Task objective :: Where in the entries below does "JSON" appear? Copy every line that has it.

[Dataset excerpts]
○ ○ ○ ○

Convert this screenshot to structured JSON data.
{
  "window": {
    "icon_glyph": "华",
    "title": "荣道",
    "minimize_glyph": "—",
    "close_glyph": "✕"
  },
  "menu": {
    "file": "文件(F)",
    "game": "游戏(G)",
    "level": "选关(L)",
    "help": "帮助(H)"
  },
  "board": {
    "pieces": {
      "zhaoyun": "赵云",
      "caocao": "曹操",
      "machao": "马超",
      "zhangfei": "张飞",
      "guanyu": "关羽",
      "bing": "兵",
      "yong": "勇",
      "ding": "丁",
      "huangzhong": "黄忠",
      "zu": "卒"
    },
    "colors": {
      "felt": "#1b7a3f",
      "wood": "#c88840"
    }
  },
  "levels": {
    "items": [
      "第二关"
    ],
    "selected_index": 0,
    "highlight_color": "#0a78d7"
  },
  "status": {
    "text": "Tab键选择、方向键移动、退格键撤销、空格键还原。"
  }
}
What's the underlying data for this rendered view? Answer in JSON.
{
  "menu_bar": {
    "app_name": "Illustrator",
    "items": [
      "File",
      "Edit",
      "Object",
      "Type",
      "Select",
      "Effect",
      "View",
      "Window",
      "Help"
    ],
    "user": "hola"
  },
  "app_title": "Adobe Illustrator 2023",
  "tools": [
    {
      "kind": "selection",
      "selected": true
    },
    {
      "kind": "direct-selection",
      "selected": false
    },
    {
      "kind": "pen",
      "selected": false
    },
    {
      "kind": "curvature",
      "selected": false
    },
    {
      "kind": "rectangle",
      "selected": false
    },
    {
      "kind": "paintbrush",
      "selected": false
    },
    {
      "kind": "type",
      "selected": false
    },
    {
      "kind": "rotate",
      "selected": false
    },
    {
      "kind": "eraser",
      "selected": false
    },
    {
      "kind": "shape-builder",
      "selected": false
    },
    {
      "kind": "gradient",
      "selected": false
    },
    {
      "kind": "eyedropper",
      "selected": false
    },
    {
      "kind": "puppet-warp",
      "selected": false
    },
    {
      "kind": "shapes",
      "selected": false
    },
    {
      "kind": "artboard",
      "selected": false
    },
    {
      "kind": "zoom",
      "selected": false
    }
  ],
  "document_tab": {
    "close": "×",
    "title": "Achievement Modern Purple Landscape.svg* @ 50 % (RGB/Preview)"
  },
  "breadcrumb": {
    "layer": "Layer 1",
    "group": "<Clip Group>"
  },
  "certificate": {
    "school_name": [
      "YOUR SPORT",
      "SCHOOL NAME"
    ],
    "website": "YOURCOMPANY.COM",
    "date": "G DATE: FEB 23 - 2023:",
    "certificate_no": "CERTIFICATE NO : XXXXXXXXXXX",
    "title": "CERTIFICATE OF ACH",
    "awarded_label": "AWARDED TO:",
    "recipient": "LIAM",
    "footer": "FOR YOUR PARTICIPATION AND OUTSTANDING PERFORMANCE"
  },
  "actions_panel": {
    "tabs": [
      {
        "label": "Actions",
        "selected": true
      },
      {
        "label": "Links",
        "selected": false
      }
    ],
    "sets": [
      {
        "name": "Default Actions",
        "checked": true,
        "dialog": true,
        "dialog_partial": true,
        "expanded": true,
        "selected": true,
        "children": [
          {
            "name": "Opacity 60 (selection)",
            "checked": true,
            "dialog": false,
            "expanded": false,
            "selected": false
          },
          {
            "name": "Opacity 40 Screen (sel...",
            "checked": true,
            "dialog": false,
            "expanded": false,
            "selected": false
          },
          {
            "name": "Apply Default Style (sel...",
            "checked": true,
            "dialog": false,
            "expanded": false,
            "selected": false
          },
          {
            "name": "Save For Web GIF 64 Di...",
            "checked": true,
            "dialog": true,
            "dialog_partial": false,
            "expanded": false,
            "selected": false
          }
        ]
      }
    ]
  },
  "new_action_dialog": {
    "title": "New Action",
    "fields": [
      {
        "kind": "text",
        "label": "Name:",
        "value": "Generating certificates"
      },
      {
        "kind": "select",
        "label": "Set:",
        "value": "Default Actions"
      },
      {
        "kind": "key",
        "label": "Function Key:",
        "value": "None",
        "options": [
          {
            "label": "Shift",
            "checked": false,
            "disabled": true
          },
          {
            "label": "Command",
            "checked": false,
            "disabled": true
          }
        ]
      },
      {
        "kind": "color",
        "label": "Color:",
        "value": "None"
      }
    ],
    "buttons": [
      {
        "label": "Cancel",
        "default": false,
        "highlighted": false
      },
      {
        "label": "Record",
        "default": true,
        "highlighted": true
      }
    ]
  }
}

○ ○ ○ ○

Written solution ::
Convert this screenshot to structured JSON data.
What's the underlying data for this rendered view? Answer in JSON.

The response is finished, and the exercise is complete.